Man pleads guilty but mentally ill to stabbing Tinder date, elderly woman
Jan 19, 2024, 2:43 PM | Updated: 2:44 pm
(Davis County Sheriff's Office)
BOUNTIFUL — A man has pleaded guilty to one charge of attempted aggravated murder and another count of attempted murder, almost two years after stabbing two women in Bountiful.
The man, identified as Kane Fairbank, was 18 at the time of the stabbings.
Fairbanks pleaded guilty but mentally ill to the two first-degree felony charges of attempted aggravated murder and attempted murder, but pleaded not guilty to charges of aggravated kidnapping, and obstructing justice.
On May 12, 2022, court documents state Fairbanks met up with a woman he’d met on Tinder for a date at a park near Bountiful. He lured her to his car and began attacking her with a knife.
The woman escaped the vehicle and fled for help. As she was running, Fairbanks stabbed her in the back.
Fairbanks fled the area and found an elderly woman whom he also stabbed multiple times before being subdued by a citizen and taken into custody.
In the guilty plea, Fairbanks stated he committed the stabbings “while under the effects of an episode caused by schizoaffective disorder with psychotic affect.” (sic)
Court documents explain the guilty plea was a result of a plea bargain between Fairbanks and the prosecuting attorney.
It states, “Defendant will plead guilty but mentally ill to amended count 1: attempted aggravated murder, a first-degree felony and count 2; attempted murder, a first-degree felony. All remaining charges will be dismissed with prejudice…..The parties stipulate that the defendant was mentally ill at the time of the offense and that the plea shall be taken pursuant to 77-16a-103 as constituted on May 12, 2022. While I understand that I have a right to be sentenced under the current version of Utah Code Ann. § 77-16a-103, based on this plea agreement and concessions made by the state as part of it, I knowingly waive this right and am stipulating to be sentenced under the statute as it existed at the time I committed the above offenses.”
Utah law allows for modified sentencing for individuals who plead guilty but mentally ill.
The plea deal also called for a presentence investigation report, which is paperwork a judge can use to determine the right sentence for a defendant in a court case. The report is usually conducted by a probation officer, social worker, or psychologist within the probation department.
Another stipulation of the plea agreement was that the sentences in this case will run consecutively to each other resulting in a sentence of 18 years to life in prison.
Utah Code explains that for those who enter a guilty plea with a mental condition, the parties may determine whether the defendant did have a mental condition at the time of the crime and whether the defendant could benefit from treatment.

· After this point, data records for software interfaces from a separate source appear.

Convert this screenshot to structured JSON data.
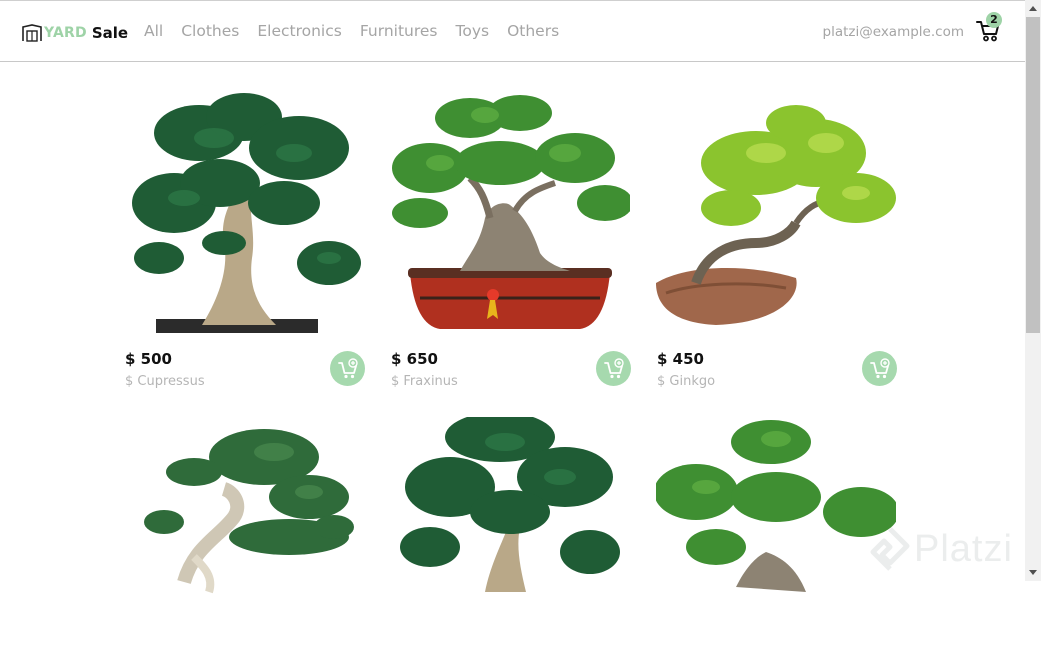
{
  "brand": {
    "yard": "YARD",
    "sale": "Sale"
  },
  "nav": {
    "links": [
      "All",
      "Clothes",
      "Electronics",
      "Furnitures",
      "Toys",
      "Others"
    ]
  },
  "user": {
    "email": "platzi@example.com"
  },
  "cart": {
    "count": "2",
    "icon": "shopping-cart-icon"
  },
  "colors": {
    "accent": "#9ed3a7",
    "button": "#a6d9ae",
    "muted_text": "#a5a5a5"
  },
  "products": [
    {
      "price": "$ 500",
      "name": "$ Cupressus"
    },
    {
      "price": "$ 650",
      "name": "$ Fraxinus"
    },
    {
      "price": "$ 450",
      "name": "$ Ginkgo"
    },
    {
      "price": "",
      "name": ""
    },
    {
      "price": "",
      "name": ""
    },
    {
      "price": "",
      "name": ""
    }
  ],
  "watermark": {
    "text": "Platzi"
  }
}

The court will then consider if the mental condition is supported by enough evidence.
After that, the court can either accept the defendant’s plea of guilty with a mental condition or not accept it.
If the court determines the defendant could benefit from treatment, Utah Code outlines several different possibilities: sentencing could be deferred, treatment and supervision could be given as agreed on, and if the offense was a felony as it was in this case, the defendant could be placed in a “secure setting” for up to one year.
The court may determine that the defendant is eligible for supervised release as part of their treatment and supervision recommendations. For a felony, that would mean supervised release by Adult Probation and Parole for a period of up to one year or mental health supervision by a public or private entity that provides behavioral health services and is approved by the court.